The late former President Robert Mugabe’s daughter Bona and her husband Simbarashe Mutsahuni have approached the High Court challenging the Statutory Instrument (SI) 41 of 2020 published to reduce their 1 800-hectare Mazowe farm.
The couple cited Lands minister Anxious Masuka and Attorney-General Prince Machaya as respondents.
This was after Masuka published the Rural Land (Farm Sizes) (Amendment) Regulations, 2020 (No 2) (SI 41 of 2020) on February 14, 2020, to facilitate the reduction of commercial sizes for redistribution to other farmers.
Mutsahuni and his wife said the SI was unconstitutional as the minister failed to consider important issues that were brought about the new law.
“The applicant has a direct interest in this matter, having been affected by the application of the provisions of SI 41 of 2020,” said Mutsahuni in his founding affidavit.

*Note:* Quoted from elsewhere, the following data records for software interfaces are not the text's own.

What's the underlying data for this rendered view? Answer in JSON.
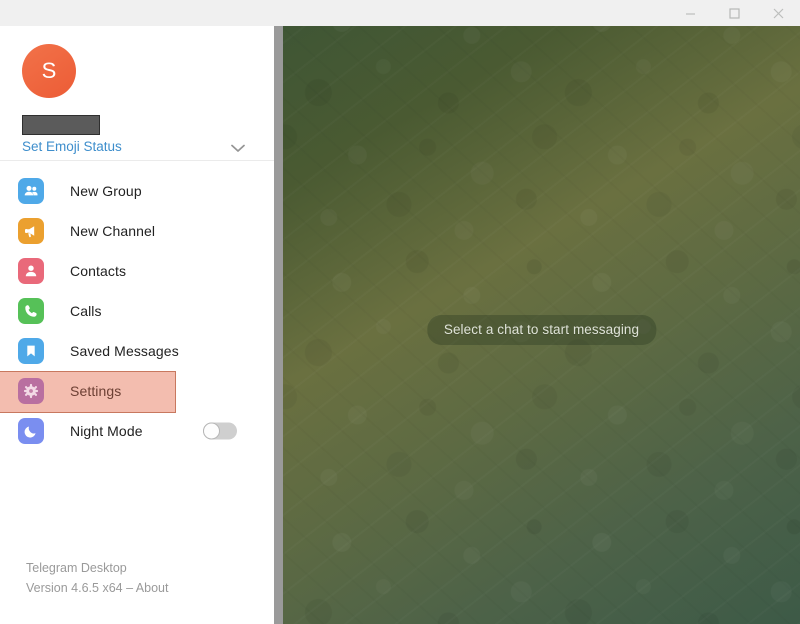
{
  "titlebar": {
    "minimize_label": "Minimize",
    "maximize_label": "Maximize",
    "close_label": "Close"
  },
  "profile": {
    "avatar_initial": "S",
    "name_redacted": "",
    "emoji_status_label": "Set Emoji Status",
    "accent_color": "#f0663f",
    "link_color": "#3e8ecc"
  },
  "menu": {
    "items": [
      {
        "label": "New Group",
        "icon": "group-icon",
        "color": "#4fa9e8",
        "selected": false,
        "toggle": null
      },
      {
        "label": "New Channel",
        "icon": "megaphone-icon",
        "color": "#eba02f",
        "selected": false,
        "toggle": null
      },
      {
        "label": "Contacts",
        "icon": "contact-icon",
        "color": "#e9697a",
        "selected": false,
        "toggle": null
      },
      {
        "label": "Calls",
        "icon": "phone-icon",
        "color": "#56c158",
        "selected": false,
        "toggle": null
      },
      {
        "label": "Saved Messages",
        "icon": "bookmark-icon",
        "color": "#4fa9e8",
        "selected": false,
        "toggle": null
      },
      {
        "label": "Settings",
        "icon": "gear-icon",
        "color": "#b96fa0",
        "selected": true,
        "toggle": null
      },
      {
        "label": "Night Mode",
        "icon": "moon-icon",
        "color": "#7a8ef0",
        "selected": false,
        "toggle": "off"
      }
    ],
    "selection_color": "#e77c60"
  },
  "footer": {
    "app_name": "Telegram Desktop",
    "version_line": "Version 4.6.5 x64 – About"
  },
  "chat": {
    "empty_state_label": "Select a chat to start messaging",
    "background_colors": [
      "#3f5635",
      "#6a7040",
      "#3d5a47"
    ]
  }
}
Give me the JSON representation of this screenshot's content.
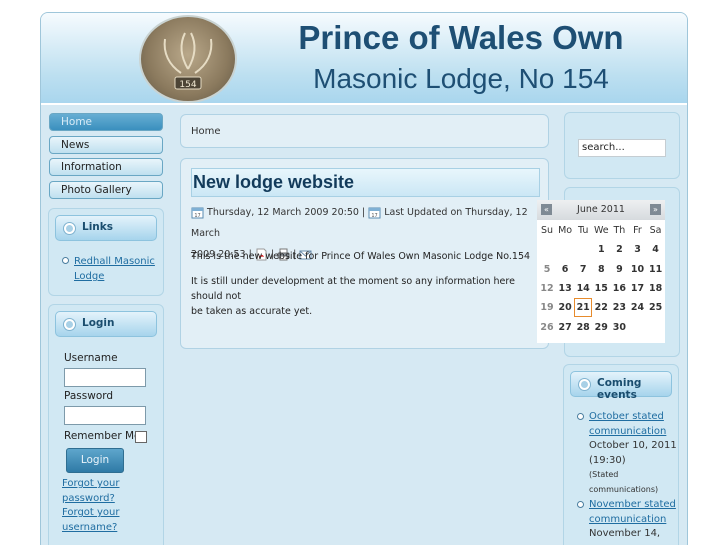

The amendment was done in terms of section 21 of the Land Commission Act (Chapter 20;29) repealing provisions of the Rural Land (Farm Sizes) Regulations, 1999, published in SI 419 of 1999.
In substance, SI 41 of 2020 sought to alter the sizes of land which can be held under the various natural regions in Zimbabwe.
The couple is a holder of an offer letter under Model A2 Phase II, in respect of Subdivision Consolidation measuring 1 804, 9719 hectares of Sigaro Farm, Mazowe district in Mashonaland province, which was granted on June 22, 2017 by the Lands minister.
“Acting in terms of SI 41 of 2020, the minister proceeded to withdraw the aforesaid offer letter with an express intention to reduce the extent of the land which we hold under the offer letter. This was unfair because it is common cause that the new SI came into effect when the old SI 419 of 1999, was in full effect,” Mutsahuni submitted.
“Despite this, it is also common cause that the minister did not adhere to the provisions of these regulations and proceeded to allocate individuals land sizes beyond the prescribed sizes under SI 419 of 1999. Pursuant to the promulgation of SI 41 of 2020, the minister has sought to pursue a rigid adherence to the new farm sizes stated therein.”
Mutsahuni said the SI was arbitrary in that its consequence was that it was applied retrospectively without regard to the nature and extent of investments made by any farmer who historically would have been on the farm.
He said they were not given any discretion to consider the suitability of the prescribed farm size against the extent of any investments made by farmer affected and the extent of utilisation.
The matter is yet to be heard.-